It is important that the values, interests, and visions of the family are aligned, as their reputations are interwoven. Fair employment practices and support for social efforts prove both family and business are engaged and care. Demonstrating commitment to stakeholders can help businesses keep good employees, find new talent, and develop sustainably.
It is more vital than ever to focus on innovation, and consider partnerships that are of mutual benefit, given elevated disruption risks, for example from digitalization.
3. BUSINESS PLAN AND GOVERNANCE
As a company grows, and gets passed on to the next generation, it is essential to document both the business plan and governance properly. Keeping these in the head of the founder may work only in the early years of a company's existence.
A succession plan should be well documented and prepared early to avoid stress, company breakup, or even bankruptcy in a worst-case scenario.
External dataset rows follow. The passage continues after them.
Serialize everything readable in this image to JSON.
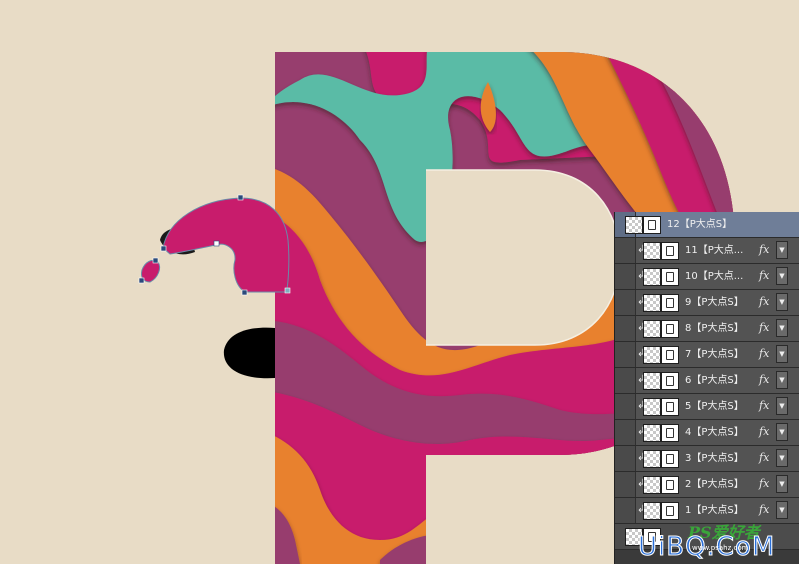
{
  "colors": {
    "background": "#e8dcc6",
    "purple": "#973e6e",
    "magenta": "#c81c6c",
    "teal": "#5abba6",
    "orange": "#e8812f",
    "panel_row": "#535353",
    "panel_selected": "#6f7e98"
  },
  "layers_panel": {
    "rows": [
      {
        "name": "12【P大点S】",
        "selected": true,
        "clip": "",
        "fx": ""
      },
      {
        "name": "11【P大点...",
        "selected": false,
        "clip": "↲",
        "fx": "fx"
      },
      {
        "name": "10【P大点...",
        "selected": false,
        "clip": "↲",
        "fx": "fx"
      },
      {
        "name": "9【P大点S】",
        "selected": false,
        "clip": "↲",
        "fx": "fx"
      },
      {
        "name": "8【P大点S】",
        "selected": false,
        "clip": "↲",
        "fx": "fx"
      },
      {
        "name": "7【P大点S】",
        "selected": false,
        "clip": "↲",
        "fx": "fx"
      },
      {
        "name": "6【P大点S】",
        "selected": false,
        "clip": "↲",
        "fx": "fx"
      },
      {
        "name": "5【P大点S】",
        "selected": false,
        "clip": "↲",
        "fx": "fx"
      },
      {
        "name": "4【P大点S】",
        "selected": false,
        "clip": "↲",
        "fx": "fx"
      },
      {
        "name": "3【P大点S】",
        "selected": false,
        "clip": "↲",
        "fx": "fx"
      },
      {
        "name": "2【P大点S】",
        "selected": false,
        "clip": "↲",
        "fx": "fx"
      },
      {
        "name": "1【P大点S】",
        "selected": false,
        "clip": "↲",
        "fx": "fx"
      }
    ],
    "arrow_glyph": "▼"
  },
  "watermark": {
    "brand": "PS爱好者",
    "site": "www.psahz.com",
    "logo": "UiBQ.CoM"
  },
  "icons": {
    "clip": "clipping-mask-icon",
    "fx": "layer-effects-icon",
    "thumb": "layer-thumbnail-icon",
    "mask": "vector-mask-thumbnail-icon"
  }
}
Although most entrepreneurs want to build a legacy, they tend to undermanage their succession. This may happen abruptly in the case of an accident or the death of the head of the family, which may lead to a dangerous leadership vacuum or family disputes.
5. DELEGATION OF RESPONSIBILITIES
Build and expand the organizational structure as the business grows, and delegate responsibilities to enable and motivate the workforce, and to free up sufficient time to manage the firm.
It is important to keep nepotism in check to sustain a strong reputation, as well as high management and workforce capabilities.
7. CAPITAL INFLEXIBILITY
Family businesses need to spend wisely and maintain financial flexibility in the balance sheet, given more limited access to liquid financial markets, and to keep control over the company.
It is said that, if you can raise a family, then you can build a business. Similarly, to your family, your family business is what you inherited or created, it is also what you aspire into building further, and carrying it forward for the generations to come.